* * * * * * * * * *

Best Taco Bell: Ontario, OR, at Highway 30 and Interstate 84. Even though it was 5 minutes before closing, everything we ordered was exactly as pictured on the menu. Flawless.
Best CFS: Breakfast King, Denver (see above). Although Cracker Barrel does have a good'n too.
Best shrimp 'n' grits: the high-end G. Michael's, Columbus, Ohio, just edging out Atlanta's Flying Biscuit (aka the Flying Beaver, as it's owned by one of the Indigo Girls or something like that)

Honorable Mention:
Fife Restaurant
Welcome Diner
Sollys Hot Tamales
At Random, Milwaukee. Ice cream cocktails in a time warp, ca. 1966.

Tria, Philadelphia. Fancy shit, like wines and what-not.

Fife Restaurant, Birmingham. Die of breakfast.

Bison Witches, Tucson. Say it fast 5 times. Buy sandwiches.

Welcome Diner. Phoenix, AZ. Painfully adorable.

Sollys Hot Tamales. Vicksburg, MS. You can get tamales in the southwest, or you can get a different brand in the Delta - cigar-thin, wax paper-wrapped sodium bombs. Started by a hobo in 1939.


wynnde said...

When you guys come to St. Louis in October, don't miss La Vallesana. Any place on Cherokee is okay, but they've got the best cheap mexican food in St. Louis. http://www.riverfronttimes.com/locations/la-vallesana-329494/

Anonymous said...

It makes me sick to my stomach to see that you went to Austin and ate at a chain restaurant.

Darker My Dudes said...

a) it's only a chain in Texas!
b) it was next to the hotel.

erin4mb said...

Hey! That hobo at Sollys' tamales was my great grandfather...His story is a great one...You should stop by The Tamale Place on the frontage road in Vicksburg and get some real hot tamales. Sollys' Real Original recipe is actually on the Frontage Rd. You're missin' out dude.

Darker My Dudes said...

Whoa. It's called The Tamale Place? And what, they stole the recipe? I just hope they're as salty as Sollys.

Anonymous said...

Yeah, it's called The Tamale Place. Owned and operated by Henry Sollys' daughter. When my great-grandfather died, these other people fabricated some crazy story that Henry Sollys didn't get along with his family. The judge that was in control of his Will didn't even have the courtesy to wait till the funeral was over to deliver it to my grandmother.

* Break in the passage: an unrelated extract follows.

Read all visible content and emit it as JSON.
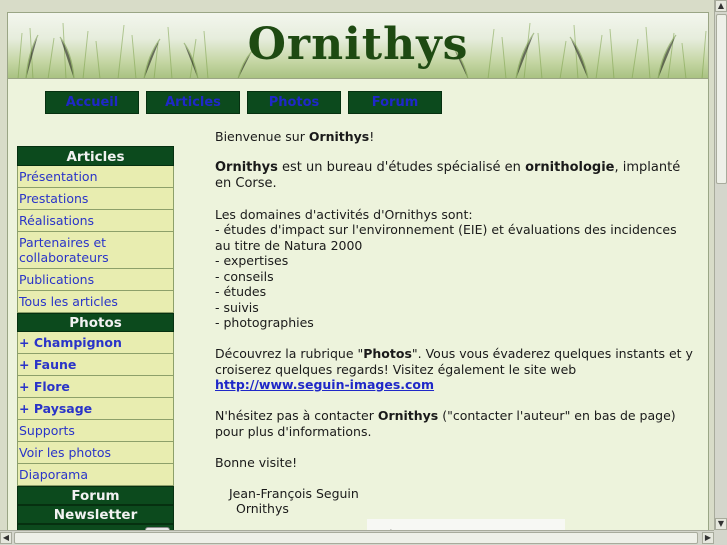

We were walking into the sanctuary for his service and the judge (A "Close friend" of Dean McCain) walked up to my grandmother, handed her the Will and said, "Everything was left to Maybelle Hampton and Dean McCain, I made sure of it." This "Will" even gave her the rights to his ashes...She threw his ashes off the Mississippi River Bridge. One thing he never learned to do was swim. He hated the water. When Dean's mother died a few years later, her and her siblings got into a knock-down drag out fight over the rights to Sollys'. I'm glad I'm not related to them.